By: Holly Horning
I often write about the importance of corporate culture – the way people within a group look, behave and think. It defines the group to others and sets expectations. When the group is cohesive in this respect, it bodes well for their reputation and helps them stand out above their competition.
Conversely, if there is no system or common thread within an organization, they really have a weak identity. And chances are that they don’t have the track record they desire. They get lost within their industry.
As a branding consultant, I go into companies to help establish or strengthen their brand. When you identify the variables that make the difference, and show the importance of them, you get everyone on the same page. And when everyone knows what is expected, they start to work as a team and produce on a similar level of standards.

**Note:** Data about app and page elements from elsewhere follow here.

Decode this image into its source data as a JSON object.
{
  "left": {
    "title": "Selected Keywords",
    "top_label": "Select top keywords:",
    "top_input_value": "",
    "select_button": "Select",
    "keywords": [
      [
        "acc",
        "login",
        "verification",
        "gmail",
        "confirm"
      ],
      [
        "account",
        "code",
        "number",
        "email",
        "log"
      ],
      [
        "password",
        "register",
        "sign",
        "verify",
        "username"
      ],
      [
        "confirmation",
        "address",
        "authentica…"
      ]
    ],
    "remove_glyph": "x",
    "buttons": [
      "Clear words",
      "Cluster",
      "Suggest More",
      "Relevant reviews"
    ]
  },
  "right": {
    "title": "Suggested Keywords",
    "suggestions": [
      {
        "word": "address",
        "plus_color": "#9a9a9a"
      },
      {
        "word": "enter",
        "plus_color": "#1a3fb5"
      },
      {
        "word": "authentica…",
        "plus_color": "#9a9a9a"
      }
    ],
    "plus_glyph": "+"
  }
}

Which is why my ears perked up when I heard a radio interview, followed up by reading the book on the importance of corporate culture in baseball. And given that this week is the start of Labor Day Weekend, what a perfect time to suggest some reading material.

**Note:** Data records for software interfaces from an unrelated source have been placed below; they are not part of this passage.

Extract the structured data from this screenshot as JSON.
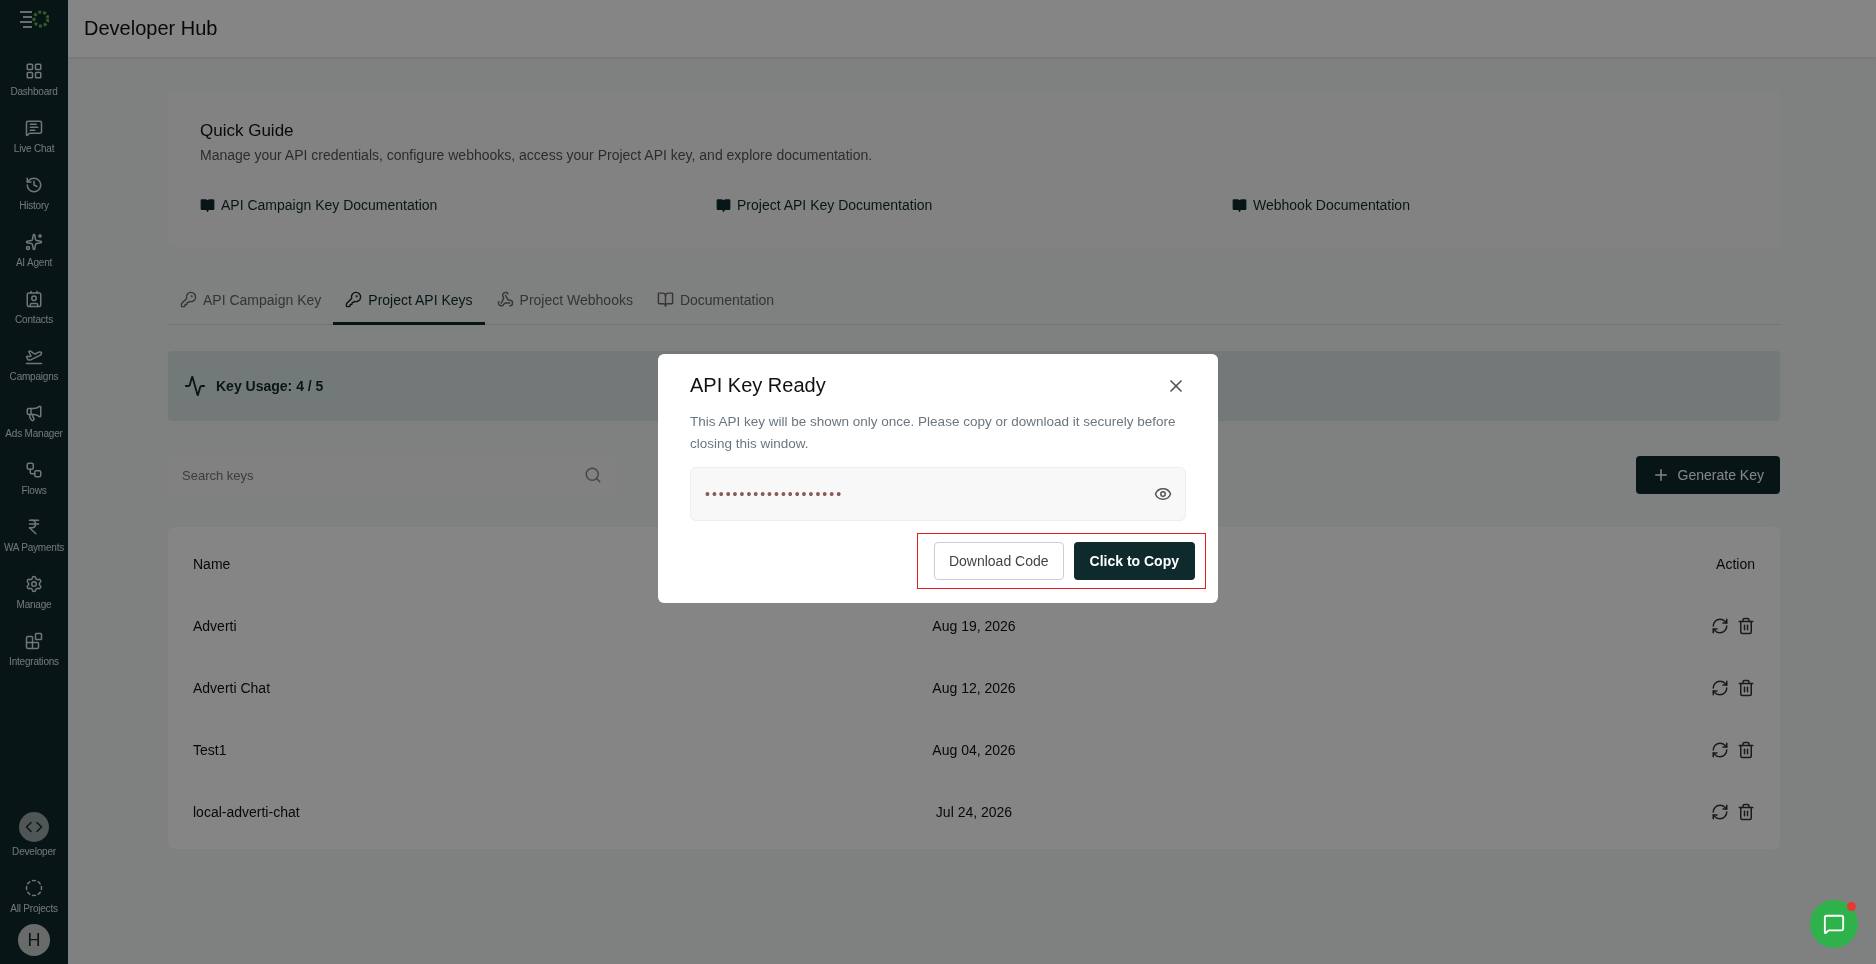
{
  "sidebar": {
    "items": [
      {
        "label": "Dashboard",
        "selected": false
      },
      {
        "label": "Live Chat",
        "selected": false
      },
      {
        "label": "History",
        "selected": false
      },
      {
        "label": "AI Agent",
        "selected": false
      },
      {
        "label": "Contacts",
        "selected": false
      },
      {
        "label": "Campaigns",
        "selected": false
      },
      {
        "label": "Ads Manager",
        "selected": false
      },
      {
        "label": "Flows",
        "selected": false
      },
      {
        "label": "WA Payments",
        "selected": false
      },
      {
        "label": "Manage",
        "selected": false
      },
      {
        "label": "Integrations",
        "selected": false
      }
    ],
    "bottom_items": [
      {
        "label": "Developer",
        "selected": true
      },
      {
        "label": "All Projects",
        "selected": false
      }
    ],
    "avatar": "H"
  },
  "header": {
    "title": "Developer Hub"
  },
  "quick_guide": {
    "title": "Quick Guide",
    "description": "Manage your API credentials, configure webhooks, access your Project API key, and explore documentation.",
    "links": [
      "API Campaign Key Documentation",
      "Project API Key Documentation",
      "Webhook Documentation"
    ]
  },
  "tabs": [
    {
      "label": "API Campaign Key",
      "selected": false
    },
    {
      "label": "Project API Keys",
      "selected": true
    },
    {
      "label": "Project Webhooks",
      "selected": false
    },
    {
      "label": "Documentation",
      "selected": false
    }
  ],
  "usage": {
    "label": "Key Usage: 4 / 5"
  },
  "search": {
    "placeholder": "Search keys"
  },
  "generate_button": "Generate Key",
  "table": {
    "columns": [
      "Name",
      "Action"
    ],
    "rows": [
      {
        "name": "Adverti",
        "date": "Aug 19, 2026"
      },
      {
        "name": "Adverti Chat",
        "date": "Aug 12, 2026"
      },
      {
        "name": "Test1",
        "date": "Aug 04, 2026"
      },
      {
        "name": "local-adverti-chat",
        "date": "Jul 24, 2026"
      }
    ]
  },
  "modal": {
    "title": "API Key Ready",
    "message": "This API key will be shown only once. Please copy or download it securely before closing this window.",
    "key_value": "••••••••••••••••••••",
    "download_button": "Download Code",
    "copy_button": "Click to Copy",
    "actions_highlighted": true
  },
  "chat_widget": {
    "unread": true
  }
}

Dayton Moore is the GM of the Kansas City Royals and has a master’s degree in Athletic Administration. After a very successful career with the Braves, he moved to the Royals. Moore is widely credited with helping hone the vision and direction of the Royals which led them to winning the World Series in 2015 and nearly missing out in 2014. It took him less than 10 years to build the winning team – a team entirely from scratch – and on a payroll that ranged from $81 million to $125 million. He’s won multiple awards including several as MLB Top Executive.
Dayton wrote a book entitled More Than a Season: Building a Championship Culture. It starts with a story about a struggling baseball team with little success and how the new ideas he brought to the team helped turn them around. It’s also about the many people who helped support this new path and implemented these actions.
Stories that emphasized having a vision and leadership that are essential to building and maintaining a team. Identifying areas that need to be torn down and completely rebuilt like the farm system and scouting.
But one of the biggest take-aways from his book is about having a system. A system that is spelled out in detail about the identity of the team and the standards and behavior expected.
In fact, the word “expectations” is big in Moore’s book. He uses it a lot because, as he explains, it inspires uniform performance from everyone within the organization.
A case in point is his story about new players who come into the organization. They are automatically introduced to the Royals’ Way of playing ball. They are educated in the methods and the other players are there to show, by example, how it’s done. And they enforce the rules, too.
Everyone plays the same way. Everyone is expected to put equal amounts of effort into their work. Everyone is expected to help their teammates both on and off the field.
It’s telling when you have current players contributing to the book’s intro, dedications and reviews. And given the Royals’ resurgence lately despite a variety of setbacks, maybe we shouldn’t be surprised that they are trying to make another run for October baseball.
This is what happens when you have a strong corporate culture.